Hi Spencer, I cannot agree more about your post regarding the intimate relationship between light and emotions.
It is actually quite a hot topic for me to understand how emotions are deeply interlaced with the whole photographic creative process. And not just light.
You’re right in saying that light has mood that creates emotions for us. You give some emotion examples in your post. I believe it can help to know that we can model quite easily and extensively thanks to the theory of emotions of the psychologist Robert Plutchik. Plutchik made a wheel of emotions, that looks like the color wheel. With it you can explain what are the big 8 emotions and how they can be combined to create all the others. Quite fascinating tool to put in words our state of mind in front of our subject.
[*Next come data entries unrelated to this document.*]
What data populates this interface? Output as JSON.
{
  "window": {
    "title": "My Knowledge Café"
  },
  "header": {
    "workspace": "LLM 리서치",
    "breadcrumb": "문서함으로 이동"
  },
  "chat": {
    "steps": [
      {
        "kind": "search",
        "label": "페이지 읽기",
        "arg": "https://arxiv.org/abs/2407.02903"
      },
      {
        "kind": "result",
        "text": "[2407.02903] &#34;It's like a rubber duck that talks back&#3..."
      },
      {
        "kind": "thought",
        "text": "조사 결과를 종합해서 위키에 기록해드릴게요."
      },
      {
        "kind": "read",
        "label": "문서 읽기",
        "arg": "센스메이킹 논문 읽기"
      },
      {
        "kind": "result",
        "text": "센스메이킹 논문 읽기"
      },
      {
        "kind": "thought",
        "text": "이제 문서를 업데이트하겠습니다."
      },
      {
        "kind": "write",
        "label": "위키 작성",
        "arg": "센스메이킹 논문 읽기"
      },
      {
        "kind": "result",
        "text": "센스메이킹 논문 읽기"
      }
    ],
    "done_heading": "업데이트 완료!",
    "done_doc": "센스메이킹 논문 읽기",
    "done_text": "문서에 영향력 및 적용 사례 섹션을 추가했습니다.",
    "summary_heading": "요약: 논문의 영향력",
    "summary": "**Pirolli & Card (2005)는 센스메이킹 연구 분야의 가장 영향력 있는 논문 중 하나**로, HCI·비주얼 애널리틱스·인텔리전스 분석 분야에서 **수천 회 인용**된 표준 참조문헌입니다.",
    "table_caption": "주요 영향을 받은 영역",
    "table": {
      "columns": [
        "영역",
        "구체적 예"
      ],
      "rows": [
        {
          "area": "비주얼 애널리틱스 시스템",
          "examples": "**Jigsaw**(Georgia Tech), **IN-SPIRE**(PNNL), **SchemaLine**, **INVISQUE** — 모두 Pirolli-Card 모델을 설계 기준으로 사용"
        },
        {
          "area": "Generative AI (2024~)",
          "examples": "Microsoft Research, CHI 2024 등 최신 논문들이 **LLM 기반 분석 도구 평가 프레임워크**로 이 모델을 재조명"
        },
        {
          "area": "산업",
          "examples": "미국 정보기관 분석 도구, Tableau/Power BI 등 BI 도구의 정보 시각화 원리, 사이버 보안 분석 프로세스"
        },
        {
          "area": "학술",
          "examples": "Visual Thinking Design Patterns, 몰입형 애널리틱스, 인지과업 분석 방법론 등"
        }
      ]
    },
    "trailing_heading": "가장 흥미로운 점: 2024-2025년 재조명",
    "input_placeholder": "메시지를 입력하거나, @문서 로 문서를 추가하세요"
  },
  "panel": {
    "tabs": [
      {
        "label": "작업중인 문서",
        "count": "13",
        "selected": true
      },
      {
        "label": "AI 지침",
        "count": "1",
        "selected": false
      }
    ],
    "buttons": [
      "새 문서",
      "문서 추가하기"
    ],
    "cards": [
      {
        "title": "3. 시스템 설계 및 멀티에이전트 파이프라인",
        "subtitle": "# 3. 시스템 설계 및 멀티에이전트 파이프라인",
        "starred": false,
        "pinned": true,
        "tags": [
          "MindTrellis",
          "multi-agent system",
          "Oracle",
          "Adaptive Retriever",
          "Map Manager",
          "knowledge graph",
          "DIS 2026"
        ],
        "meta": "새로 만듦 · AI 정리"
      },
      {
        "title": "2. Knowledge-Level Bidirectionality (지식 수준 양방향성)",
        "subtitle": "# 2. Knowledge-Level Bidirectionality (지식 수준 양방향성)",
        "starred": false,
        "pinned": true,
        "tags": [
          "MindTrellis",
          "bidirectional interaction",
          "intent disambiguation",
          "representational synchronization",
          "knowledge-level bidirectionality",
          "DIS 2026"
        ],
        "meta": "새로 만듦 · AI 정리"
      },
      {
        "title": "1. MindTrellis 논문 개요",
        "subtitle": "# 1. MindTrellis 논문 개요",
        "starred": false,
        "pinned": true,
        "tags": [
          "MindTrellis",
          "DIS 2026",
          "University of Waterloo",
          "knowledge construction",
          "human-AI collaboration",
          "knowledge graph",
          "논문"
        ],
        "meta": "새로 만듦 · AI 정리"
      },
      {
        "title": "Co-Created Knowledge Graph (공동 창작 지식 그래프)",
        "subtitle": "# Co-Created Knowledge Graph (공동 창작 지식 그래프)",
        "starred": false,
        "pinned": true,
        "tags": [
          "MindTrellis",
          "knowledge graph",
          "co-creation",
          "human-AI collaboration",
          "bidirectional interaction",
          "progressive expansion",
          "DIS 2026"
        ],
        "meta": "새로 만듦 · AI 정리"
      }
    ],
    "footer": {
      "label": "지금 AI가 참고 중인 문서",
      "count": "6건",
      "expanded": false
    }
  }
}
Also, I would say that light fo sure is quite emotional. But looking at the whole photographic process, actually emotions should drive every single step of our creative workflow. Trigger when we feel somethning in front of our subject, set the right settings of our camera/lens, find the best composition, for sure get the best available or set the best artificial lights, reveal the full potential of what we capture with editing/retouching, and finally present it to the world to share all our emotions (preferrably on large prints, but you know, mobile is now a photo medium on its own). Photographers too often forget that it is all about emotions, (even for corporate, real estate or cooking photos, … you name it).
I think also that the photographer often does not dictate his own emotions over the subject or light, especially with landscape photography (my preferred kind of photos by the way ;-)). For me, it’s actually the reverse. We are just observers that react to what we have in front of us, to what Mother Nature or the randomness of life have to offer to us. We are capturing our mood with photo, but this mood is driven by our environnement. That means it’s quite counter-productive to try express emotions artificially in our photos, if it was not our actual emotion response at the time of shooting.
And very nice photos btw, I really do enjoy them.
I’m impressed again. PL really is a beacon of quality in a sea of fluff and ads disguised as reviews. Great job Spencer!
Is the first dark light photo a composite? At 8 seconds I wouldn’t think the water looks like that, the wave part that is.
It definitely does look odd for an 8 second exposure! However, it is not a composite. The two lines in the foreground are actually foam left from prior waves that had receded, so they were not moving while I captured the photo. The only moving waves are on the very far right, which are about as smooth as you’ll normally capture with an 8-second exposure of the ocean.
Thanks for the post Spencer. There are also very good articles on this site on The Quality of Light and light and mood in landscapes, I believe. I don’t see them referenced here.
Very true, I should have added them! I think these are the ones you’re referring to:
Great post, thanks, Spencer. For me, at least, the french impressionists lead the way on this one. It was when I embarked on a “project”, taking the same subject over & over (in the manner of Monet’s series on haystacks), that the importance of the colous (and strengths) of light hit me – hard !! I suspect this is in part due to the fact we are asking 6 colours to reproduce all the trillions of colours out there, and the way the sensors and subsequent post processing & printing deal with this. You do see “exact” colour matches, but rarely extending to all the colours in a digital photographic image. (Frankly, I used to think it was worse, during the analogue era).
My awareness of “colour of light” took off at that point. And it did wonders for helping me to improve “the eye”.
Absolutely, being aware of the color and quality of light in a scene is crucial for improving your visualization and composition skills. I’m sure that your project of photographing the same scene under different conditions was quite a useful one!